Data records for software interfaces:
* * * *

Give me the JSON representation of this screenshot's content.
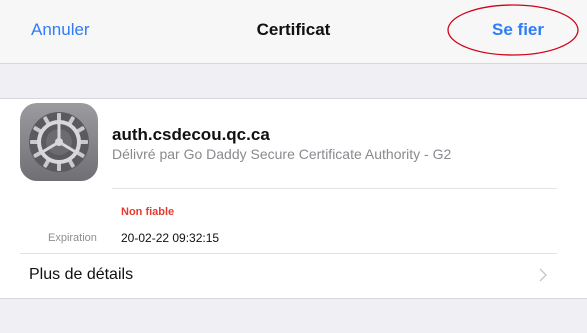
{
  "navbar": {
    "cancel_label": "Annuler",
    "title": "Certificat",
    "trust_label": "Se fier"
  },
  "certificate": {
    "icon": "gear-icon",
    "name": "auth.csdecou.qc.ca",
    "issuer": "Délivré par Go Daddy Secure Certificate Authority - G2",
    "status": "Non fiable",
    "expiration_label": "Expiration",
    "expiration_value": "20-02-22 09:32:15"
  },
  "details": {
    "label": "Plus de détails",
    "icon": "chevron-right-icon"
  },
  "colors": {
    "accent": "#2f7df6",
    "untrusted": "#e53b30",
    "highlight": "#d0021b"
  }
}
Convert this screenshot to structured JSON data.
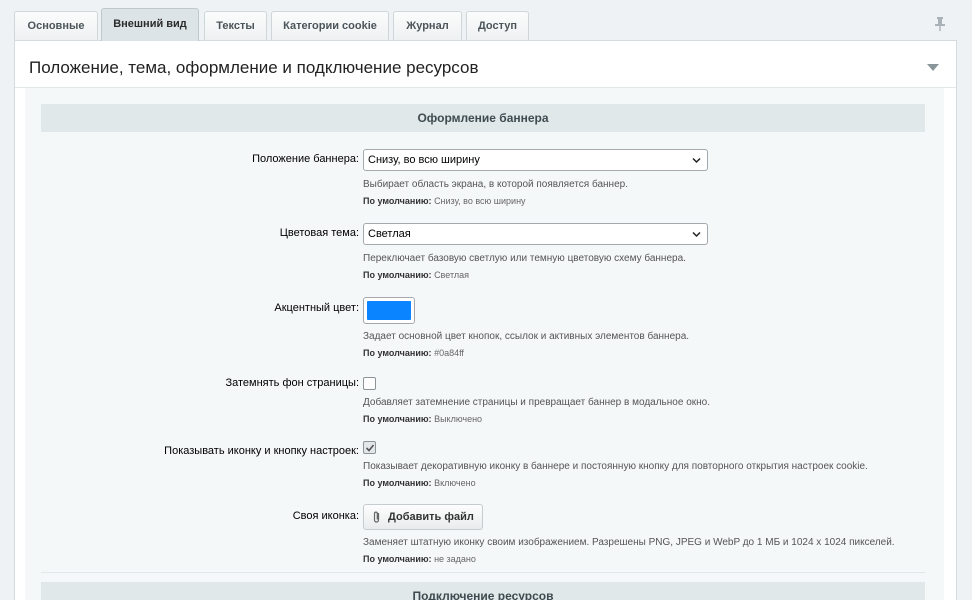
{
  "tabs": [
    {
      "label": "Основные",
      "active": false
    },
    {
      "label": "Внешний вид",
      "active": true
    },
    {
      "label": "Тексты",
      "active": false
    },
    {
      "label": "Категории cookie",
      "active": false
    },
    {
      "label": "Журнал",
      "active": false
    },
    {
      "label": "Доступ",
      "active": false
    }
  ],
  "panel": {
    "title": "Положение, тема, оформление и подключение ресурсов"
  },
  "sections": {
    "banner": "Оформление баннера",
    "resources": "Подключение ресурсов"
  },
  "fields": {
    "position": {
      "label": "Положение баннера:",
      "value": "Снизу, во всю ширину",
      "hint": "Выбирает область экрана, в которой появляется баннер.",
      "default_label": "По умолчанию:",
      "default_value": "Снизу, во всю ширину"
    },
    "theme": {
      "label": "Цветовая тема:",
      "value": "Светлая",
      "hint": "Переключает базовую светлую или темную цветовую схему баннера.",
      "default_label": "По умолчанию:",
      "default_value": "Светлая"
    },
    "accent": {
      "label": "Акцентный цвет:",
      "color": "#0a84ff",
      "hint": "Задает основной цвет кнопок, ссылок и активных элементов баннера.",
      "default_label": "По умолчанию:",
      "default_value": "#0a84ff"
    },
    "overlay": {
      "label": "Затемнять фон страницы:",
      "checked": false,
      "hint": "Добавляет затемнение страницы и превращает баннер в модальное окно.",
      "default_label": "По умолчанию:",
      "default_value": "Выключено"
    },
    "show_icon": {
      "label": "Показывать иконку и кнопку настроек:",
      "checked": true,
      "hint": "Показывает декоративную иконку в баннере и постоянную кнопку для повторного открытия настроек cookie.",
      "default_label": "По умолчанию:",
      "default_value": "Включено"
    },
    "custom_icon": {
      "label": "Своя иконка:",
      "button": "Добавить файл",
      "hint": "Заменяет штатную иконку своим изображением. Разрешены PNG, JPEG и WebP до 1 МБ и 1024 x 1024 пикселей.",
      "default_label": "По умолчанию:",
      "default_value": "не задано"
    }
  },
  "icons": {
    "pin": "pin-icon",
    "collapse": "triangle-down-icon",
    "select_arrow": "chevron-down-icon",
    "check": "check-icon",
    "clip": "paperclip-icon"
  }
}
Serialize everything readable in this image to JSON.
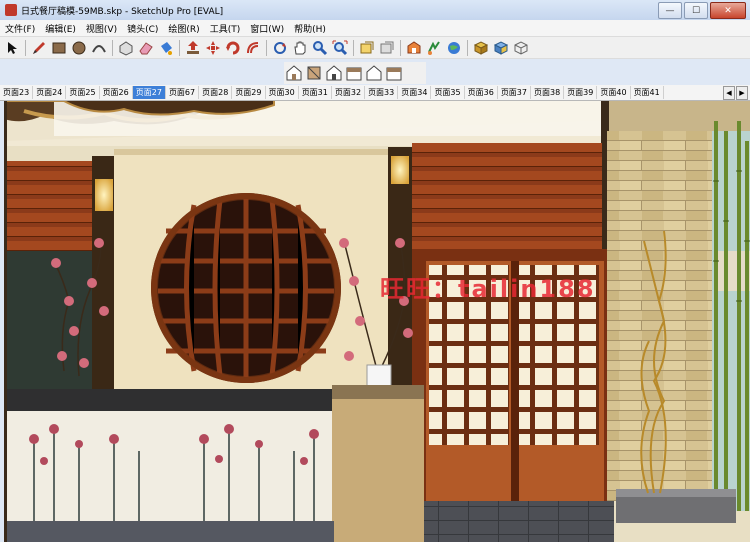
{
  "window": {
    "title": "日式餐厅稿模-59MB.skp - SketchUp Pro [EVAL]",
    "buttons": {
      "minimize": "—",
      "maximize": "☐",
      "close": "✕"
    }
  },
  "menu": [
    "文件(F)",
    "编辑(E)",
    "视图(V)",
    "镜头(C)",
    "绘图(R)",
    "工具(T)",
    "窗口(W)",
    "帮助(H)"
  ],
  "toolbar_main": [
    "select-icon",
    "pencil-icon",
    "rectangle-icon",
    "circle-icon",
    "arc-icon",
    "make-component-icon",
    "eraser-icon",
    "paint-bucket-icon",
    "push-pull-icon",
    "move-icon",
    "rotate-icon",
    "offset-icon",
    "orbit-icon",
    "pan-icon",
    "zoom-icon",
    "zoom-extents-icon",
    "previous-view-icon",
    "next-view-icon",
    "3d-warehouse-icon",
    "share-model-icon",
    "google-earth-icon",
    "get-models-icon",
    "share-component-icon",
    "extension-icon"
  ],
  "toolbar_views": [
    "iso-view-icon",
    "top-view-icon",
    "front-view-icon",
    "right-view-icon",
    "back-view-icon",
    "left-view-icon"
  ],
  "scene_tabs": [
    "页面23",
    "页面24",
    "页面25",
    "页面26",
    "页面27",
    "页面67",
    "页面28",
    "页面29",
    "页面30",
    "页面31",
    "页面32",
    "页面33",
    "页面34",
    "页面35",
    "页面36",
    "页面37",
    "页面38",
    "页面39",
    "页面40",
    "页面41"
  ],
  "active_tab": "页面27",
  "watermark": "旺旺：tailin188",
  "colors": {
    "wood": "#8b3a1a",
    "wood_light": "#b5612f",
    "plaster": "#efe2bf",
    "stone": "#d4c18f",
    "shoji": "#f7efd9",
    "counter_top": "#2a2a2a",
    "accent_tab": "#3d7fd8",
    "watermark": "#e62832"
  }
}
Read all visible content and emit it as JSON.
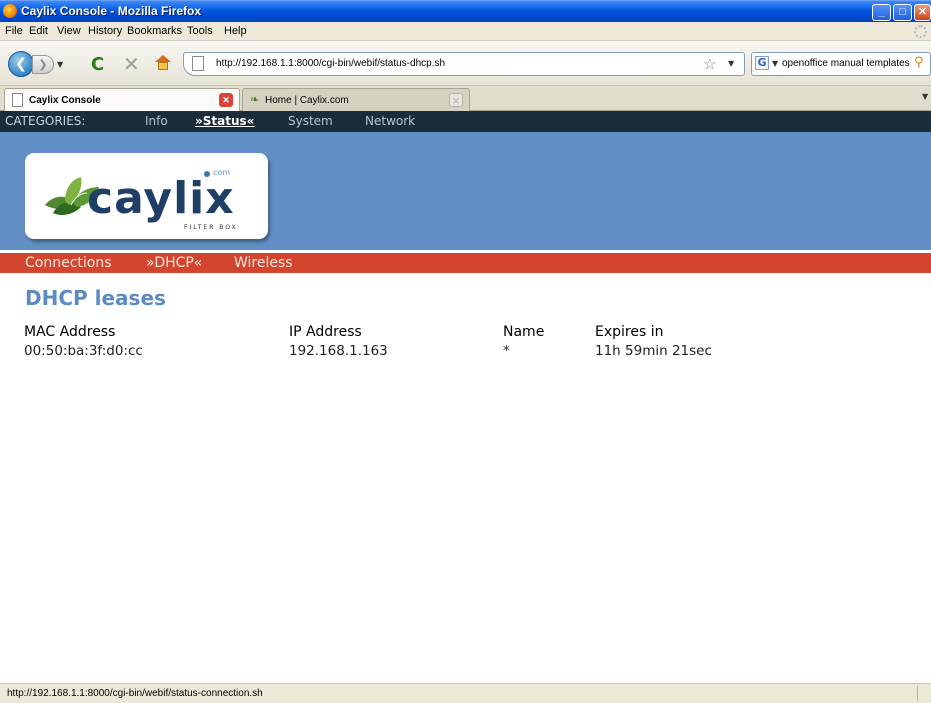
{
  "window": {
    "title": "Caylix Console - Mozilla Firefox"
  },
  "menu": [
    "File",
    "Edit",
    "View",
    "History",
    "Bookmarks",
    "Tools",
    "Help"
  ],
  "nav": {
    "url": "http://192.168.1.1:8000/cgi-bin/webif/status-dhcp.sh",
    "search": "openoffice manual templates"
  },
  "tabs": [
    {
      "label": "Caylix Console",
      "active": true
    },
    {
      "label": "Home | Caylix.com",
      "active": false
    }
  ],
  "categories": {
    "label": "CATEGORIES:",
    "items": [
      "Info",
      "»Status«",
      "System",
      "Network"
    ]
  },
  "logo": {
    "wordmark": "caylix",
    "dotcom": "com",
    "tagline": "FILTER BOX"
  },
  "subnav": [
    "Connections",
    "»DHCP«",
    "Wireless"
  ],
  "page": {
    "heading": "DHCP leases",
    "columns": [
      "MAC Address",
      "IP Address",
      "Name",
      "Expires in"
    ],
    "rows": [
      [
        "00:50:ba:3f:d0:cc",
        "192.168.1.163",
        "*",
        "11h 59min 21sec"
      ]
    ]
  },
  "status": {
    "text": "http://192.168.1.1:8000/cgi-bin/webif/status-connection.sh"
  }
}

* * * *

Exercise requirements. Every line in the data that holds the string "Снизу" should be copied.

Exercise result.
      "value": "Снизу, во всю ширину",
      "default_value": "Снизу, во всю ширину"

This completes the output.